The ‘Not giving away cryptos’ Twitter accounts
On Twitter, it has been observed how some official accounts owned by certain people or companies have added to their profile names a disclaimer saying ‘Not giving away cryptos’ or Ether (ETH) or Bitcoin (BTC). Lately, a new method of fraud in this social network has surfaced where scammers create a Twitter account with a username very similar to the social network of official well-known accounts, with just one letter of difference or inverted, for the purpose of confusing users into believing they are the owners of those accounts. To prevent these scams, users of the most popular official accounts in the blockchain industry have placed this text in their profile names.
How do crypto giveaway scams work?
Scammers in the vast majority of cases make a publication in response to a tweet made by verified public figures related to the blockchain industry where they ask you to send them a number of cryptocurrencies and in return they send you a greater amount of cryptocurrencies, usually 10 times more than the amount of the initial contribution. The scammers try to legitimize the scam, place additionally consecutive tweets of alleged people of other fraudulent accounts which affirm that this offer is true and that they have received the promised funds very quickly. Most scams are requested in ETH or BTC.
As an example, we have a scam for an account who pretends to be Elon Musk in the month of February. On that occasion, 2,000 ETHs were promised to the first 285 followers who sent funds.
According to John Backus, founder of Bloom and Cognito, two blockchain-powered apps, these giveaway scams have made 8,148 ETH just from the funds sent to 468 Ethereum addresses.
? ETH giveaway scam stats:
? EtherScamDB lists 468 known addresses
? 8,148 ETH ($4.9M) sent to scam addresses
? Someone sent 30 ETH (~$18k) to fake Erik Voorhees https://t.co/kjypOZfQBC
Even if part is fake activity, this is still easily a million dollar scam! pic.twitter.com/fqVu8kc6kO
— John Backus (@backus) June 9, 2018
Method to verify Ethereum accounts related to scams
There are simple methods to verify if an Ethereum address is related to scams. As an example we will use the address ETH ‘0x27F897EBeeD82240734489D52AA7e39a8cA257E9’ which has been reported as being involved in scams:

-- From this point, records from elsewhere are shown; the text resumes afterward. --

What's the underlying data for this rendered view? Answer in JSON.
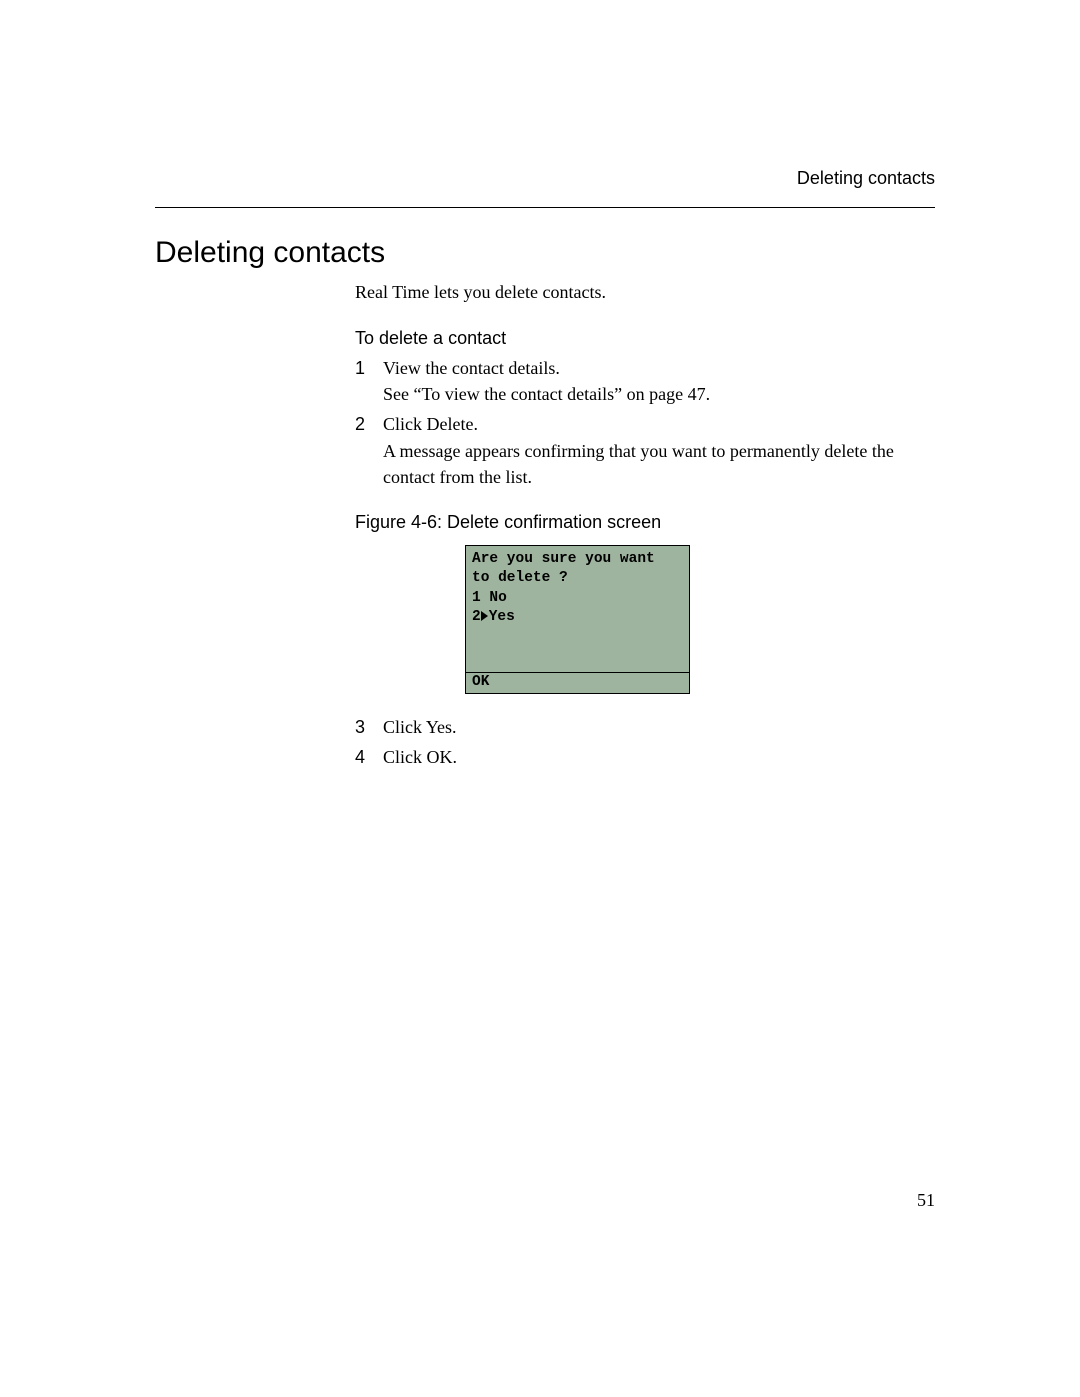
{
  "header": {
    "running": "Deleting contacts"
  },
  "section": {
    "title": "Deleting contacts",
    "intro": "Real Time lets you delete contacts.",
    "subhead": "To delete a contact",
    "steps": [
      {
        "num": "1",
        "text": "View the contact details.",
        "extra": "See “To view the contact details” on page 47."
      },
      {
        "num": "2",
        "text": "Click Delete.",
        "extra": "A message appears confirming that you want to permanently delete the contact from the list."
      },
      {
        "num": "3",
        "text": "Click Yes."
      },
      {
        "num": "4",
        "text": "Click OK."
      }
    ]
  },
  "figure": {
    "caption": "Figure 4-6: Delete confirmation screen",
    "screen": {
      "line1": "Are you sure you want",
      "line2": "to delete ?",
      "opt1_num": "1",
      "opt1_label": "No",
      "opt2_num": "2",
      "opt2_label": "Yes",
      "softkey": "OK"
    }
  },
  "page_number": "51"
}
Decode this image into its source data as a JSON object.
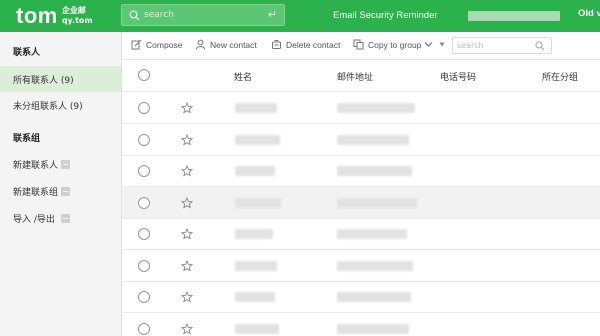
{
  "header": {
    "logo_main": "tom",
    "logo_sub_line1": "企业邮",
    "logo_sub_line2": "qy.tom",
    "search_placeholder": "search",
    "reminder": "Email Security Reminder",
    "user_partial": "Old v"
  },
  "sidebar": {
    "section_contacts": "联系人",
    "items_contacts": [
      {
        "label": "所有联系人 (9)",
        "active": true
      },
      {
        "label": "未分组联系人 (9)",
        "active": false
      }
    ],
    "section_groups": "联系组",
    "items_groups": [
      {
        "label": "新建联系人"
      },
      {
        "label": "新建联系组"
      },
      {
        "label": "导入 /导出"
      }
    ]
  },
  "toolbar": {
    "compose": "Compose",
    "new_contact": "New contact",
    "delete_contact": "Delete contact",
    "copy_to_group": "Copy to group",
    "search_placeholder": "search"
  },
  "table": {
    "columns": [
      "姓名",
      "邮件地址",
      "电话号码",
      "所在分组"
    ],
    "row_count": 8,
    "highlighted_row": 3
  },
  "colors": {
    "brand_green": "#2bb24c",
    "sidebar_bg": "#f4f4f4",
    "active_bg": "#dceed9",
    "row_highlight": "#f2f2f2"
  },
  "icons": [
    "search-icon",
    "enter-icon",
    "compose-icon",
    "user-icon",
    "delete-icon",
    "copy-icon",
    "chevron-down-icon",
    "star-icon"
  ]
}
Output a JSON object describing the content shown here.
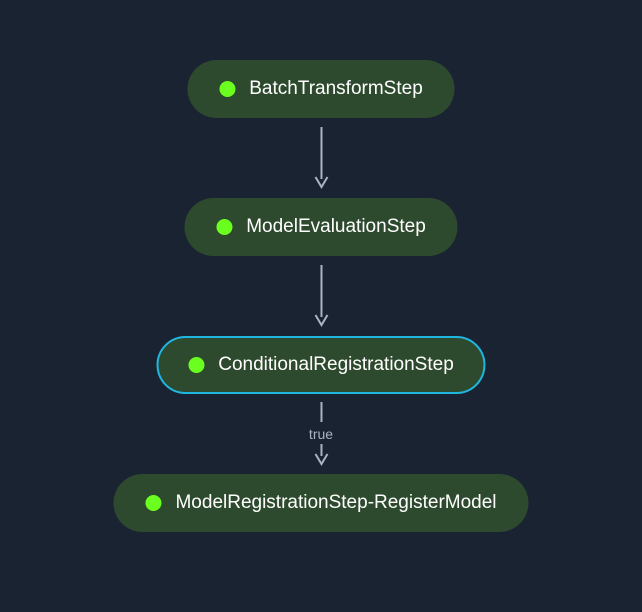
{
  "pipeline": {
    "steps": [
      {
        "label": "BatchTransformStep",
        "status": "success",
        "selected": false
      },
      {
        "label": "ModelEvaluationStep",
        "status": "success",
        "selected": false
      },
      {
        "label": "ConditionalRegistrationStep",
        "status": "success",
        "selected": true
      },
      {
        "label": "ModelRegistrationStep-RegisterModel",
        "status": "success",
        "selected": false
      }
    ],
    "edges": [
      {
        "label": ""
      },
      {
        "label": ""
      },
      {
        "label": "true"
      }
    ]
  },
  "colors": {
    "bg": "#1a2332",
    "node": "#2e4a2e",
    "selectedBorder": "#1fb6e0",
    "statusSuccess": "#6aff1e",
    "edge": "#aab4c0",
    "text": "#ffffff"
  }
}
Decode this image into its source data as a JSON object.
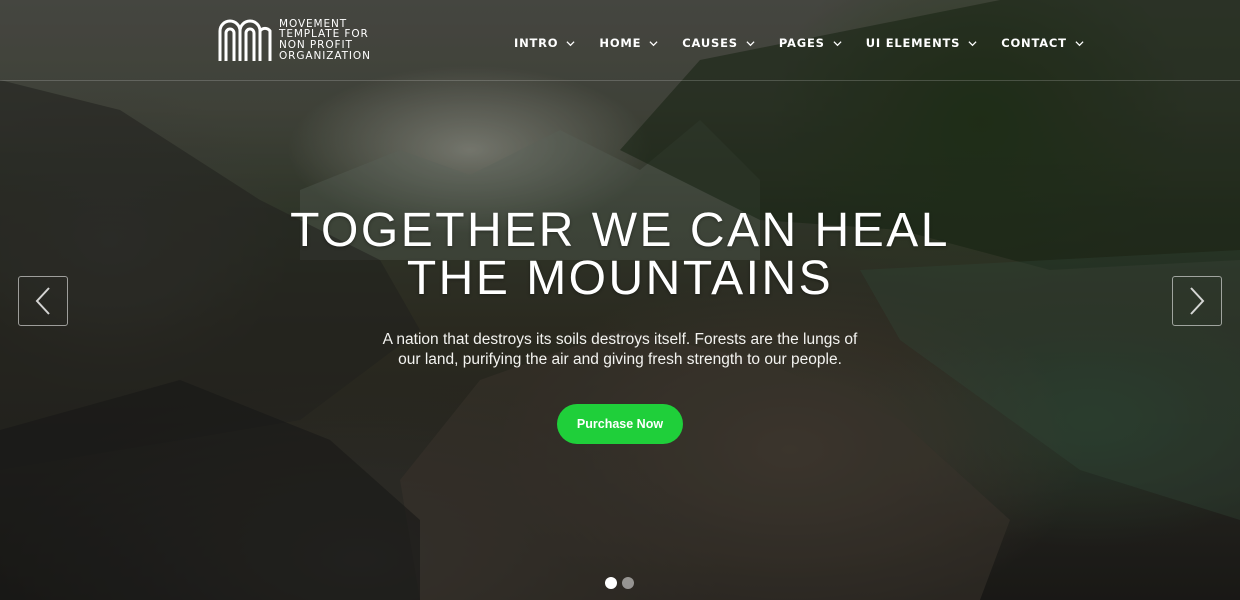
{
  "logo": {
    "lines": [
      "MOVEMENT",
      "TEMPLATE FOR",
      "NON PROFIT",
      "ORGANIZATION"
    ],
    "icon": "movement-logo-icon"
  },
  "nav": {
    "items": [
      {
        "label": "INTRO",
        "icon": "chevron-down-icon"
      },
      {
        "label": "HOME",
        "icon": "chevron-down-icon"
      },
      {
        "label": "CAUSES",
        "icon": "chevron-down-icon"
      },
      {
        "label": "PAGES",
        "icon": "chevron-down-icon"
      },
      {
        "label": "UI ELEMENTS",
        "icon": "chevron-down-icon"
      },
      {
        "label": "CONTACT",
        "icon": "chevron-down-icon"
      }
    ]
  },
  "hero": {
    "title_line1": "TOGETHER WE CAN HEAL",
    "title_line2": "THE MOUNTAINS",
    "subtitle": "A nation that destroys its soils destroys itself. Forests are the lungs of our land, purifying the air and giving fresh strength to our people.",
    "cta_label": "Purchase Now"
  },
  "slider": {
    "prev_icon": "chevron-left-icon",
    "next_icon": "chevron-right-icon",
    "slide_count": 2,
    "active_slide": 1
  },
  "colors": {
    "cta": "#1fcf3a",
    "text": "#ffffff"
  }
}
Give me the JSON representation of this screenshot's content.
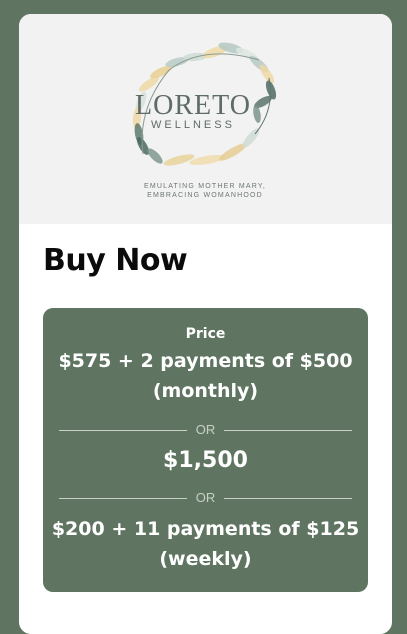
{
  "brand": {
    "name": "LORETO",
    "subname": "WELLNESS",
    "tagline_line1": "EMULATING MOTHER MARY,",
    "tagline_line2": "EMBRACING WOMANHOOD"
  },
  "heading": "Buy Now",
  "pricing": {
    "label": "Price",
    "or_text": "OR",
    "options": [
      {
        "line1": "$575 + 2 payments of $500",
        "line2": "(monthly)"
      },
      {
        "line1": "$1,500"
      },
      {
        "line1": "$200 + 11 payments of $125",
        "line2": "(weekly)"
      }
    ]
  },
  "colors": {
    "background": "#5f7561",
    "card": "#ffffff",
    "hero": "#f2f2f2",
    "price_box": "#5f7561",
    "heading": "#0b0b0b"
  }
}
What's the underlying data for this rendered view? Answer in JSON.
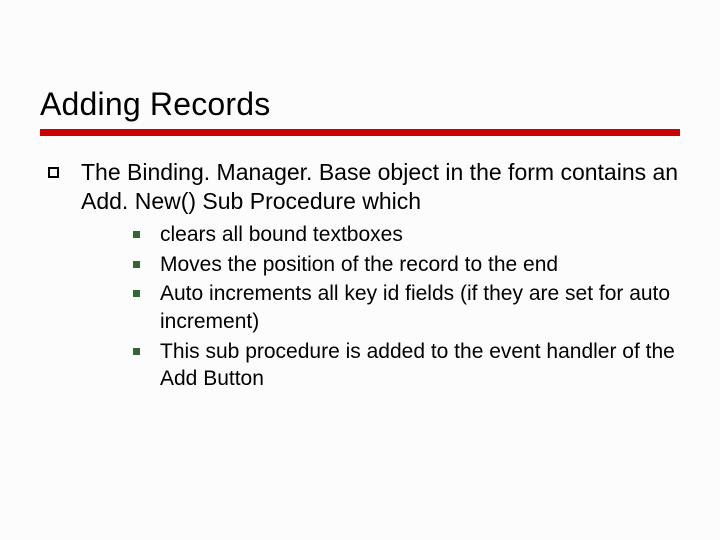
{
  "slide": {
    "title": "Adding Records",
    "points": [
      {
        "text": "The Binding. Manager. Base object in the form contains an Add. New() Sub Procedure which",
        "sub": [
          "clears all bound textboxes",
          "Moves the position of the record to the end",
          "Auto increments all key id fields (if they are set for auto increment)",
          "This sub procedure is added to the event handler of the Add Button"
        ]
      }
    ]
  }
}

- Etherscan: is the block explorer of the Ethereum network transactions. If the address above is placed in the search engine, an alert message can be seen in a red box which indicates that the Ethereum network has identified it in some type of fraud.
- Etherscamdb: is a website that offers updated information about active scams, phishing and Ethereum addresses related to scams. On this website, you can also place any Ethereum address, like the one above, to know the status.
Prevention is in our hands
To prevent scams on Twitter, users should note that an account is verified by the support of the social network and that the number of followers and date of creation of the account are not suspicious. However, this is not a secure method if the account has been taken by hackers. Do not respond to any direct message that asks for your personal data or private keys, since you may be a victim of phishing.
You should also be especially alert to those accounts that offer some kind of return in exchange for a small deposit of cryptocurrencies since it is very likely that it is a scam.